» WHAT THE TASK ASKS: When a line of the records below contains the string "total", copy that whole line.

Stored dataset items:

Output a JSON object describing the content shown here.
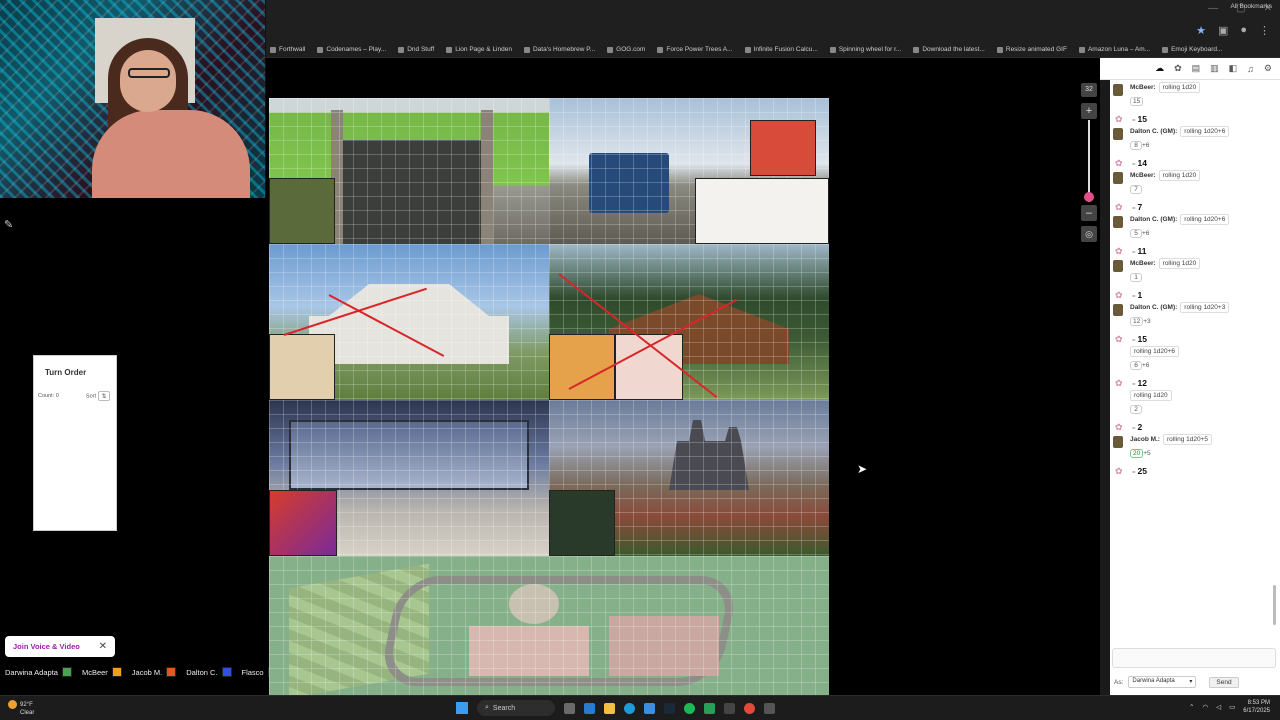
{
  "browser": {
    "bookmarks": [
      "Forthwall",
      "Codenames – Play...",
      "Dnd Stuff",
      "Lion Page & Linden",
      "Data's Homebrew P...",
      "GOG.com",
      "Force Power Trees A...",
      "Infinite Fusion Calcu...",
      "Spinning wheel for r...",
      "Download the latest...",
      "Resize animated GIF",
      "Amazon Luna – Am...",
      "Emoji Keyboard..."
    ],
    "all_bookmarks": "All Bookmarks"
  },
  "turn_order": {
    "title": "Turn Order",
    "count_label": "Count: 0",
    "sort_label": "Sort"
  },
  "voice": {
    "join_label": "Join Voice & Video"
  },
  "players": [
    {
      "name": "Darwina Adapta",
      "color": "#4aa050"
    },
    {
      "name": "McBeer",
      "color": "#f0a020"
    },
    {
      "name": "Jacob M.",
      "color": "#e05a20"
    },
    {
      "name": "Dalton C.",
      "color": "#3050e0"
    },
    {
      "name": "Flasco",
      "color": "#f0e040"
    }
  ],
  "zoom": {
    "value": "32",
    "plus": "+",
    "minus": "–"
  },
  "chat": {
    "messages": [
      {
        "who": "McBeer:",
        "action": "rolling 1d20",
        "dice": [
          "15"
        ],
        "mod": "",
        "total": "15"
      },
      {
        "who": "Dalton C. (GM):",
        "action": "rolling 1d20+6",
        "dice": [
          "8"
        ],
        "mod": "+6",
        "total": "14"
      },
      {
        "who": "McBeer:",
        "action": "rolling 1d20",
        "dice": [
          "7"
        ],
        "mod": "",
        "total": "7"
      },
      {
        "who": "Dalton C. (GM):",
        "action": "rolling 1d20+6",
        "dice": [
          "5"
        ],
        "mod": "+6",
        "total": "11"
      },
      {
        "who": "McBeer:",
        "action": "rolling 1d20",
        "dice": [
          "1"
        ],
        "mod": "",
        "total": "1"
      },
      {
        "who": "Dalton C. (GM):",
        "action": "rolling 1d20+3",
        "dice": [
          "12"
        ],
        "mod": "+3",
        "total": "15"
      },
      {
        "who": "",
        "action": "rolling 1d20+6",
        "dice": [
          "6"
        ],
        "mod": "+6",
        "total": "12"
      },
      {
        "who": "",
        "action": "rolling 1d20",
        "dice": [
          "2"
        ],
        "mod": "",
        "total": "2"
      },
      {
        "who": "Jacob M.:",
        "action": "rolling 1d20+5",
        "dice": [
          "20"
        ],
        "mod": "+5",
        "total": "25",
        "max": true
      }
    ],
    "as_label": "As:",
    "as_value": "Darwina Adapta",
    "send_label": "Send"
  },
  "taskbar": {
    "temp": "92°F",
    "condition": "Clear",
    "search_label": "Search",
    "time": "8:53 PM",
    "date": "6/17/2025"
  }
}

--

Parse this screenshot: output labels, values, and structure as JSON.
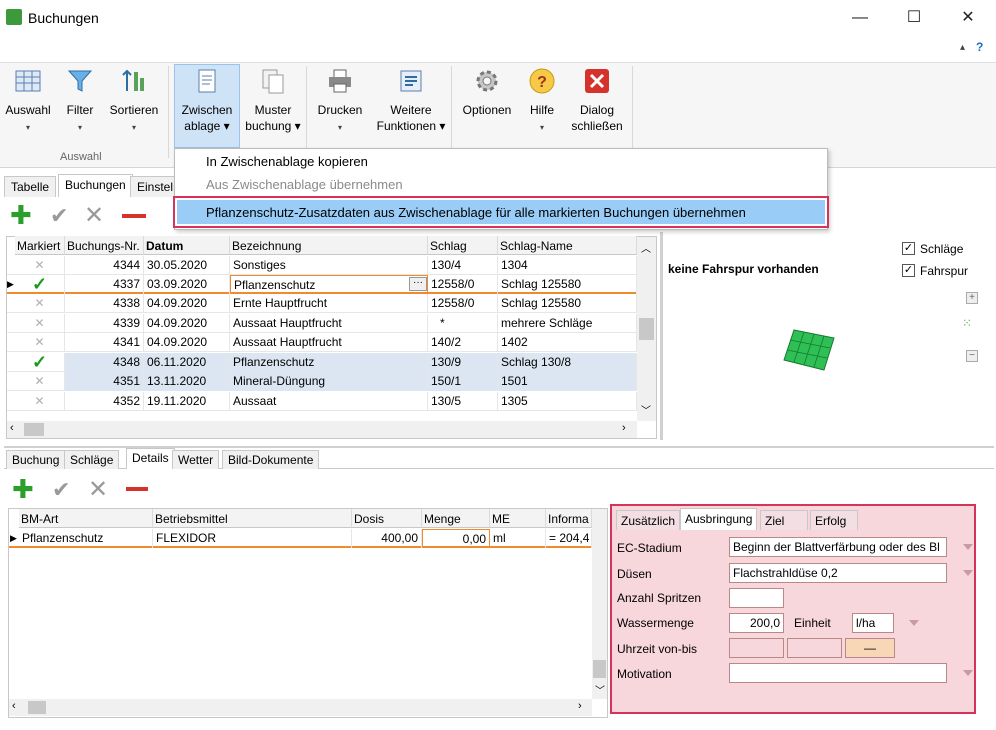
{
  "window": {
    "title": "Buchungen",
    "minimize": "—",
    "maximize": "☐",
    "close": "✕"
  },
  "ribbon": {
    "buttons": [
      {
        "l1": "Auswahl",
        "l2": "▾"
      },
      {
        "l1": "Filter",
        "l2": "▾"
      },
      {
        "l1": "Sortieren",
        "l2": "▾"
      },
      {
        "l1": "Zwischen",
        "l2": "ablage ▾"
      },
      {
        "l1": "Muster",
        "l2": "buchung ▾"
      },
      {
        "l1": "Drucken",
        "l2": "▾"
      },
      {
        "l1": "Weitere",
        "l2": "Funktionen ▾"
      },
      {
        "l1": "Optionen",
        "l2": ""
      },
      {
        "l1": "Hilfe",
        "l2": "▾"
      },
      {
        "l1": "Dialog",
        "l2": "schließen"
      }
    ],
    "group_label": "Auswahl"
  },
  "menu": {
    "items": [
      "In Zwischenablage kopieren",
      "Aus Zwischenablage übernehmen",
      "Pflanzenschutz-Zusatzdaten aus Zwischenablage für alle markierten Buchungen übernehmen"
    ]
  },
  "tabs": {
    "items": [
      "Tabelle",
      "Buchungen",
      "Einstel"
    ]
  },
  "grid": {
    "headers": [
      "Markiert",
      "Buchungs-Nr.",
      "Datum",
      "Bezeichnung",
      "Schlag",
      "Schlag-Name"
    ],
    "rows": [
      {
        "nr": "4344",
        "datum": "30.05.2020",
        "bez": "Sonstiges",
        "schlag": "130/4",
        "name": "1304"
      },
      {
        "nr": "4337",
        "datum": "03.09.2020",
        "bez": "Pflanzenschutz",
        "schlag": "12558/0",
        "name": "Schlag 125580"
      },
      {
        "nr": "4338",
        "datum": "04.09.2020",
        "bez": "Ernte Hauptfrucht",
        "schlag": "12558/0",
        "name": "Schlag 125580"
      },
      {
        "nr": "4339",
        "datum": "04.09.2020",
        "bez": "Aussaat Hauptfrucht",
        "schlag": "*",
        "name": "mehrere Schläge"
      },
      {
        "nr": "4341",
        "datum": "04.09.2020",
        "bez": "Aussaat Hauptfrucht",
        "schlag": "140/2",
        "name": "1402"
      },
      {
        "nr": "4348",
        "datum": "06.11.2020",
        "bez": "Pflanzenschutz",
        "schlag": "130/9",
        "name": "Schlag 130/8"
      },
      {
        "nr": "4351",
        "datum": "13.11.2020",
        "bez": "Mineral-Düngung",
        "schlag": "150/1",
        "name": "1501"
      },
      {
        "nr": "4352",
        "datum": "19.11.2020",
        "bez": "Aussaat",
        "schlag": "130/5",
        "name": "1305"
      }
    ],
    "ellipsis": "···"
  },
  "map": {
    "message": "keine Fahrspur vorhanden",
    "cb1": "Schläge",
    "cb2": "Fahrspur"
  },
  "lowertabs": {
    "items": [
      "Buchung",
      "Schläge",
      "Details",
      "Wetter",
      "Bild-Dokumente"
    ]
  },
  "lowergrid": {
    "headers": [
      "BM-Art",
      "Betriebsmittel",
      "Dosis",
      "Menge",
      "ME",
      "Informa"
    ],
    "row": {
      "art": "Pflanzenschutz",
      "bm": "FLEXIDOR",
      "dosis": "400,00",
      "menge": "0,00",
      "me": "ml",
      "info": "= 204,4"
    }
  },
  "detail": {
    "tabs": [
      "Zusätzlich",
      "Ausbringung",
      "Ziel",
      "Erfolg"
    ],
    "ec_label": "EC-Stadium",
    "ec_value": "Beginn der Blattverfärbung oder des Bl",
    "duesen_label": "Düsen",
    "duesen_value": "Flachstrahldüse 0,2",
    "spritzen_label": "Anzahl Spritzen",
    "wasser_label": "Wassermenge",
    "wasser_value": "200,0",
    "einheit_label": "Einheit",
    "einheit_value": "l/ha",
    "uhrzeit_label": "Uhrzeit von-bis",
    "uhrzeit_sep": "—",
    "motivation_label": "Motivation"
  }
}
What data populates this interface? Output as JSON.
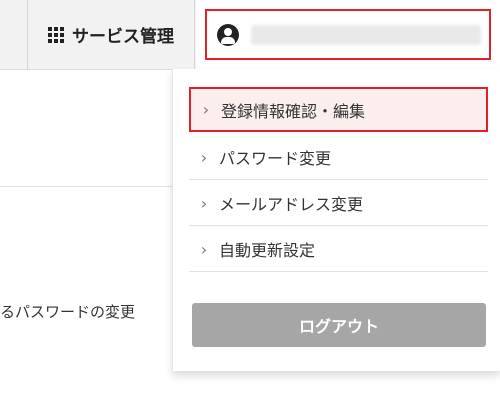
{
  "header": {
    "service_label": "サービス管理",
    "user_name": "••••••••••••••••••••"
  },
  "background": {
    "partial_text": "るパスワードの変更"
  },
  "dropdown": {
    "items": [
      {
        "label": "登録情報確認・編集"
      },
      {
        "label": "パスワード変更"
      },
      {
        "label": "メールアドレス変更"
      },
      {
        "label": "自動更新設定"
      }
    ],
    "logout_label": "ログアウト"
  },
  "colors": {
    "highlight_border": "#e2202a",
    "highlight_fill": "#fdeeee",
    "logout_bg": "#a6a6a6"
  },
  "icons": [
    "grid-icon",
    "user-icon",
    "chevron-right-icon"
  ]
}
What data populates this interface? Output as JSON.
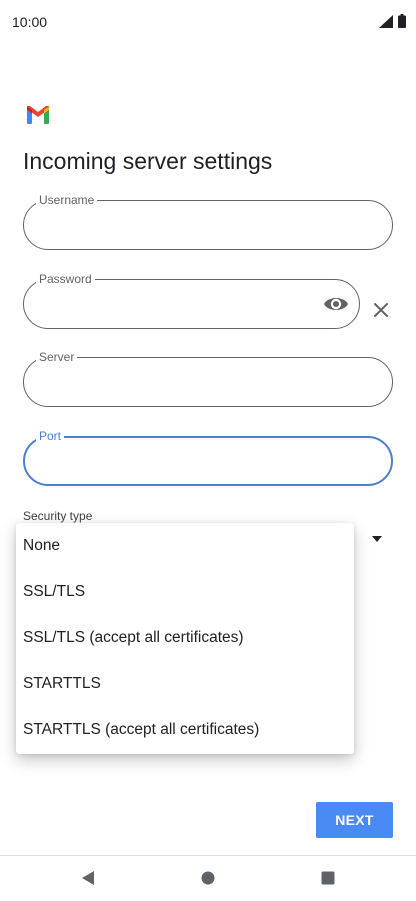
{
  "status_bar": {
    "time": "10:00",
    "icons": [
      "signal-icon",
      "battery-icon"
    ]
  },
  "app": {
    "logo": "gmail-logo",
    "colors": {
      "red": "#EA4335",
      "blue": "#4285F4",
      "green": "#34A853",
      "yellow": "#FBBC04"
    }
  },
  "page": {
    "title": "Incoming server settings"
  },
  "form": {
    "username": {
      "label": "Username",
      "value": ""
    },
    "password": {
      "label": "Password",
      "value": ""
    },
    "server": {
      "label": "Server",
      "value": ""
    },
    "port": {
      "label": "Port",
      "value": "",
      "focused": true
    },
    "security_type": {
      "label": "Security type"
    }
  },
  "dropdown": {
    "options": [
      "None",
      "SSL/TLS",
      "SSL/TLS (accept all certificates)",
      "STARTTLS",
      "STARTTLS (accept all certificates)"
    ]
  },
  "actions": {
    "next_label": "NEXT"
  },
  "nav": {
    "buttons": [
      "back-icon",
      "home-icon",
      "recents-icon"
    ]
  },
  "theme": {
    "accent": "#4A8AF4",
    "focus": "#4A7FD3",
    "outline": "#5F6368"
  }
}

» FINISHED TASK:
        "total": "15"
        "total": "14"
        "total": "7"
        "total": "11"
        "total": "1"
        "total": "15"
        "total": "12"
        "total": "2"
        "total": "25",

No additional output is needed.